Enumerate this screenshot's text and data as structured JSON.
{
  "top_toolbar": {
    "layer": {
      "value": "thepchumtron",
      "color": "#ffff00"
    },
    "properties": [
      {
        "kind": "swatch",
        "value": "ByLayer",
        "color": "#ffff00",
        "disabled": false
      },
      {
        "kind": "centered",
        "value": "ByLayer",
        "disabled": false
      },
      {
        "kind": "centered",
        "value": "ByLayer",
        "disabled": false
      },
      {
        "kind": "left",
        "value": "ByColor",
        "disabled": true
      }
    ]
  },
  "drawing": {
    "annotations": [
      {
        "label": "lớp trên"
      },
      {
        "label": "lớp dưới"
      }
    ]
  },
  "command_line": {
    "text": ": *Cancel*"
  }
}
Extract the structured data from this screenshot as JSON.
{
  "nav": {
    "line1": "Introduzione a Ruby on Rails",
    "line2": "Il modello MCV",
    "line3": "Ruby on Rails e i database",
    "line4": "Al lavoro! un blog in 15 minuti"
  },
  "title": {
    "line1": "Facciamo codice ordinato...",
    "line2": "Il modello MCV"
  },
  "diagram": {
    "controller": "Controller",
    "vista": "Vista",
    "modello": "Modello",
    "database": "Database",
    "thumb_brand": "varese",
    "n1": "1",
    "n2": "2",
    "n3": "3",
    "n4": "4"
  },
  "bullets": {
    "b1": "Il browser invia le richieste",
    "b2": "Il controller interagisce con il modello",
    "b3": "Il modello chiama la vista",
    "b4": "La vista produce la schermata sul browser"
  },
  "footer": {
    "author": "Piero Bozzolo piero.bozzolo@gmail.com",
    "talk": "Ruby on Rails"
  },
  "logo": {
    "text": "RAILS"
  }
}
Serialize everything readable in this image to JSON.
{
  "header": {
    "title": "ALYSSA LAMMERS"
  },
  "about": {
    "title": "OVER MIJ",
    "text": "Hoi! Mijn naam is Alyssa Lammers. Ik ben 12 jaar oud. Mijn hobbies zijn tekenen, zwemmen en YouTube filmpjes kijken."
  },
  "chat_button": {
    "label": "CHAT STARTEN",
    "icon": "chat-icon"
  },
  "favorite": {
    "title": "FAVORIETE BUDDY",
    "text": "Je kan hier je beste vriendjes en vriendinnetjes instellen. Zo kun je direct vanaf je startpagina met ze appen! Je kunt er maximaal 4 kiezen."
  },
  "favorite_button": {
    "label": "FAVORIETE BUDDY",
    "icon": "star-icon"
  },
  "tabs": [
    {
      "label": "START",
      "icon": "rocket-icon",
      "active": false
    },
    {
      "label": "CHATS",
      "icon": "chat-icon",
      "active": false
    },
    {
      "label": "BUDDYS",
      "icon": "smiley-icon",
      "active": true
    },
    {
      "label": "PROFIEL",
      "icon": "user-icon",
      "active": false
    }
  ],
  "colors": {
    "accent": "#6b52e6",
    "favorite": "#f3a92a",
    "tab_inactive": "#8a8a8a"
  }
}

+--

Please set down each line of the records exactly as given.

Response to this task:
Enumerate this screenshot's text and data as structured JSON.
{
  "top_toolbar": {
    "layer": {
      "value": "thepchumtron",
      "color": "#ffff00"
    },
    "properties": [
      {
        "kind": "swatch",
        "value": "ByLayer",
        "color": "#ffff00",
        "disabled": false
      },
      {
        "kind": "centered",
        "value": "ByLayer",
        "disabled": false
      },
      {
        "kind": "centered",
        "value": "ByLayer",
        "disabled": false
      },
      {
        "kind": "left",
        "value": "ByColor",
        "disabled": true
      }
    ]
  },
  "drawing": {
    "annotations": [
      {
        "label": "lớp trên"
      },
      {
        "label": "lớp dưới"
      }
    ]
  },
  "command_line": {
    "text": ": *Cancel*"
  }
}
Extract the structured data from this screenshot as JSON.
{
  "nav": {
    "line1": "Introduzione a Ruby on Rails",
    "line2": "Il modello MCV",
    "line3": "Ruby on Rails e i database",
    "line4": "Al lavoro! un blog in 15 minuti"
  },
  "title": {
    "line1": "Facciamo codice ordinato...",
    "line2": "Il modello MCV"
  },
  "diagram": {
    "controller": "Controller",
    "vista": "Vista",
    "modello": "Modello",
    "database": "Database",
    "thumb_brand": "varese",
    "n1": "1",
    "n2": "2",
    "n3": "3",
    "n4": "4"
  },
  "bullets": {
    "b1": "Il browser invia le richieste",
    "b2": "Il controller interagisce con il modello",
    "b3": "Il modello chiama la vista",
    "b4": "La vista produce la schermata sul browser"
  },
  "footer": {
    "author": "Piero Bozzolo piero.bozzolo@gmail.com",
    "talk": "Ruby on Rails"
  },
  "logo": {
    "text": "RAILS"
  }
}
Serialize everything readable in this image to JSON.
{
  "header": {
    "title": "ALYSSA LAMMERS"
  },
  "about": {
    "title": "OVER MIJ",
    "text": "Hoi! Mijn naam is Alyssa Lammers. Ik ben 12 jaar oud. Mijn hobbies zijn tekenen, zwemmen en YouTube filmpjes kijken."
  },
  "chat_button": {
    "label": "CHAT STARTEN",
    "icon": "chat-icon"
  },
  "favorite": {
    "title": "FAVORIETE BUDDY",
    "text": "Je kan hier je beste vriendjes en vriendinnetjes instellen. Zo kun je direct vanaf je startpagina met ze appen! Je kunt er maximaal 4 kiezen."
  },
  "favorite_button": {
    "label": "FAVORIETE BUDDY",
    "icon": "star-icon"
  },
  "tabs": [
    {
      "label": "START",
      "icon": "rocket-icon",
      "active": false
    },
    {
      "label": "CHATS",
      "icon": "chat-icon",
      "active": false
    },
    {
      "label": "BUDDYS",
      "icon": "smiley-icon",
      "active": true
    },
    {
      "label": "PROFIEL",
      "icon": "user-icon",
      "active": false
    }
  ],
  "colors": {
    "accent": "#6b52e6",
    "favorite": "#f3a92a",
    "tab_inactive": "#8a8a8a"
  }
}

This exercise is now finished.